### What this task involves
The expected response is the full set of records, unchanged.

### Provided information
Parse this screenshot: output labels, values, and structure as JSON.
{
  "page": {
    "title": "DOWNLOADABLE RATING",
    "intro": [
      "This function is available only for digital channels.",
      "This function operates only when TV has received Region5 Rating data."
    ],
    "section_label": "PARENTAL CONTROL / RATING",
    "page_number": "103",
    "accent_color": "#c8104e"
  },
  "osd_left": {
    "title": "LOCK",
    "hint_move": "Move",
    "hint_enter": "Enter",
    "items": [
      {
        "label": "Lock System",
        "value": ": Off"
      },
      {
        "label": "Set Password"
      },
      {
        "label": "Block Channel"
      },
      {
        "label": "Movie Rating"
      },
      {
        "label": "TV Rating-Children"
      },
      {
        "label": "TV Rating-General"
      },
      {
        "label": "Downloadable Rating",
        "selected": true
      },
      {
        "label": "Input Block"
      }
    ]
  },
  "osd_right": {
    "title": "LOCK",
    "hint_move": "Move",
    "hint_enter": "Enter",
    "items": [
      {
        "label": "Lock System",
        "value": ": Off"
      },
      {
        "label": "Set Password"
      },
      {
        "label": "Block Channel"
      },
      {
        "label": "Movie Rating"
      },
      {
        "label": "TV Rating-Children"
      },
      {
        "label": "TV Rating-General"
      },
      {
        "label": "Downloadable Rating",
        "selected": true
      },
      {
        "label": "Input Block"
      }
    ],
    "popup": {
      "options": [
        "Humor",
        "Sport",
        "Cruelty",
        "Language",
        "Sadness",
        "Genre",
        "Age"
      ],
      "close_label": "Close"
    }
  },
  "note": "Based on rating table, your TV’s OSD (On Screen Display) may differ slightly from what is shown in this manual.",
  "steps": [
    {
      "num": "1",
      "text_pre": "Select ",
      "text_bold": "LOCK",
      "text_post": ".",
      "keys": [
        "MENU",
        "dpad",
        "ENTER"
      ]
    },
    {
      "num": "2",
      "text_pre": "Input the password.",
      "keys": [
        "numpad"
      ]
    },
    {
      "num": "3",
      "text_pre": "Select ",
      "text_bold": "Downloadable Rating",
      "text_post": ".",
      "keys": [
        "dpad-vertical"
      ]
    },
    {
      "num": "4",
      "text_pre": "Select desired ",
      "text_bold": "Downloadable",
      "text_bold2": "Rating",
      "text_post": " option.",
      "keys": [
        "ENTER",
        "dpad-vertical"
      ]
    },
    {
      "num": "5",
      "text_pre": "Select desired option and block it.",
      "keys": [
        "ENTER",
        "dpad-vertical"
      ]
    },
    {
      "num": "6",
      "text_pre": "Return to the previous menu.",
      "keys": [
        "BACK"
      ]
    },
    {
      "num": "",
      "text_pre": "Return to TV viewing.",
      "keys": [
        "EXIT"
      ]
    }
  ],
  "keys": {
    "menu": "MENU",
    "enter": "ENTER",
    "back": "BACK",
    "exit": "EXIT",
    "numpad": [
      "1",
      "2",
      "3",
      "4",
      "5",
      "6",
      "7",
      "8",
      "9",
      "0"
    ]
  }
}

### Completed exercise
Parse this screenshot: output labels, values, and structure as JSON.
{
  "page": {
    "title": "DOWNLOADABLE RATING",
    "intro": [
      "This function is available only for digital channels.",
      "This function operates only when TV has received Region5 Rating data."
    ],
    "section_label": "PARENTAL CONTROL / RATING",
    "page_number": "103",
    "accent_color": "#c8104e"
  },
  "osd_left": {
    "title": "LOCK",
    "hint_move": "Move",
    "hint_enter": "Enter",
    "items": [
      {
        "label": "Lock System",
        "value": ": Off"
      },
      {
        "label": "Set Password"
      },
      {
        "label": "Block Channel"
      },
      {
        "label": "Movie Rating"
      },
      {
        "label": "TV Rating-Children"
      },
      {
        "label": "TV Rating-General"
      },
      {
        "label": "Downloadable Rating",
        "selected": true
      },
      {
        "label": "Input Block"
      }
    ]
  },
  "osd_right": {
    "title": "LOCK",
    "hint_move": "Move",
    "hint_enter": "Enter",
    "items": [
      {
        "label": "Lock System",
        "value": ": Off"
      },
      {
        "label": "Set Password"
      },
      {
        "label": "Block Channel"
      },
      {
        "label": "Movie Rating"
      },
      {
        "label": "TV Rating-Children"
      },
      {
        "label": "TV Rating-General"
      },
      {
        "label": "Downloadable Rating",
        "selected": true
      },
      {
        "label": "Input Block"
      }
    ],
    "popup": {
      "options": [
        "Humor",
        "Sport",
        "Cruelty",
        "Language",
        "Sadness",
        "Genre",
        "Age"
      ],
      "close_label": "Close"
    }
  },
  "note": "Based on rating table, your TV’s OSD (On Screen Display) may differ slightly from what is shown in this manual.",
  "steps": [
    {
      "num": "1",
      "text_pre": "Select ",
      "text_bold": "LOCK",
      "text_post": ".",
      "keys": [
        "MENU",
        "dpad",
        "ENTER"
      ]
    },
    {
      "num": "2",
      "text_pre": "Input the password.",
      "keys": [
        "numpad"
      ]
    },
    {
      "num": "3",
      "text_pre": "Select ",
      "text_bold": "Downloadable Rating",
      "text_post": ".",
      "keys": [
        "dpad-vertical"
      ]
    },
    {
      "num": "4",
      "text_pre": "Select desired ",
      "text_bold": "Downloadable",
      "text_bold2": "Rating",
      "text_post": " option.",
      "keys": [
        "ENTER",
        "dpad-vertical"
      ]
    },
    {
      "num": "5",
      "text_pre": "Select desired option and block it.",
      "keys": [
        "ENTER",
        "dpad-vertical"
      ]
    },
    {
      "num": "6",
      "text_pre": "Return to the previous menu.",
      "keys": [
        "BACK"
      ]
    },
    {
      "num": "",
      "text_pre": "Return to TV viewing.",
      "keys": [
        "EXIT"
      ]
    }
  ],
  "keys": {
    "menu": "MENU",
    "enter": "ENTER",
    "back": "BACK",
    "exit": "EXIT",
    "numpad": [
      "1",
      "2",
      "3",
      "4",
      "5",
      "6",
      "7",
      "8",
      "9",
      "0"
    ]
  }
}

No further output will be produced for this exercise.